Bayer purchase of Monsanto faces scrutiny
Changing political landscape could pose challenge
As the global agricultural sector races to consolidate, Bayer AG’s $66 billion all-cash deal to acquire Monsanto will test growing political and consumer unease in the United States and abroad over the future of food production.
Bayer’s pesticide-focused agricultural business has few overlaps with Monsanto’s dominant seed franchise, according to the companies’ executives. Still, marrying two of the world’s top farm suppliers, at a time when rivals also are merging, is fueling concern over fewer players competing in the $100 billion global market.
Monsanto and Bayer “have chosen to do a deal in the year of merging dangerously,” said David Balto, a former policy director at the U.S. Federal Trade Commission. “They are in for a tough time.”
Senate Judiciary Committee Chairman Chuck Grassley, R-Iowa, has called a hearing next Tuesday to scrutinize the wave of consolidation. Grassley, in a news release Wednesday, said Iowa farmers are worried that seed and chemical costs are rising while a global glut of grain has pushed prices close to their lowest levels in years. Farm incomes have plunged.
Monsanto agreed to sell itself to Bayer for $128 per share in cash, yet its shares were hovering around $107 on Wednesday, reflecting the significant regulatory uncertainty surrounding the deal in the minds of investors. Bayer has agreed to pay Monsanto a $2 billion breakup fee if regulators thwart the deal.
The German company aims to create a one-stop shop for seeds, crop chemicals and computer-aided services to farmers.
That was also the idea behind Monsanto’s swoop on Syngenta AG last year. The Swiss company fended off that offer only to agree later to a takeover by China’s state-owned ChemChina.
U.S. chemicals giants Dow Chemical Co and DuPont plan to merge and later spin off their respective seeds and crop chemicals operations into a major agribusiness.
If all of the deals close, three companies would control nearly 70 percent of the world’s pesticide market and 80 percent of the U.S. corn-seed market.
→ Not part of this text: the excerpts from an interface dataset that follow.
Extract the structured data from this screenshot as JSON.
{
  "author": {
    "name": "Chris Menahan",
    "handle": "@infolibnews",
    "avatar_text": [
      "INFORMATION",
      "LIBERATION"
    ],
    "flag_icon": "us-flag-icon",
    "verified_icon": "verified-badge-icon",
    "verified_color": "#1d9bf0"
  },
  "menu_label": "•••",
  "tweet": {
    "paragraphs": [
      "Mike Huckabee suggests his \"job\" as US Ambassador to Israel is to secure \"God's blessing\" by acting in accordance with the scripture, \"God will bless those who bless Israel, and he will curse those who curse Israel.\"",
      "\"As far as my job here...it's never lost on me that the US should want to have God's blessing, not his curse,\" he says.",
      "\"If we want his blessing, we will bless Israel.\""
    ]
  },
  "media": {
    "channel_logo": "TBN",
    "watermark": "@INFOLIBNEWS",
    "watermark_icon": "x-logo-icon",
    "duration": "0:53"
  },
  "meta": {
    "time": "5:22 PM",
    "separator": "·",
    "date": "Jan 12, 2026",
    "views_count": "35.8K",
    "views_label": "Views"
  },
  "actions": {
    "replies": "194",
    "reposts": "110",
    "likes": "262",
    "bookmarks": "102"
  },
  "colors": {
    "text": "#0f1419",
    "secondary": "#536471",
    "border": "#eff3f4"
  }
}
Wednesday’s announced tie-up between Monsanto and Bayer, the largest-ever all-cash acquisition, will inevitably face an intense and lengthy regulatory process in the United States, the European Union and elsewhere, regulatory experts said.
“This merger is not a slam dunk,” said Diana Moss, president of the American Antitrust Institute.
Hugh Grant, Monsanto’s chief executive, told reporters on Wednesday the companies will need to file in about 30 jurisdictions for the merger.
The value of the assets that Bayer is willing to divest is to be revealed by next week, when details of the merger agreement with Monsanto become public, according to sources familiar with the deal.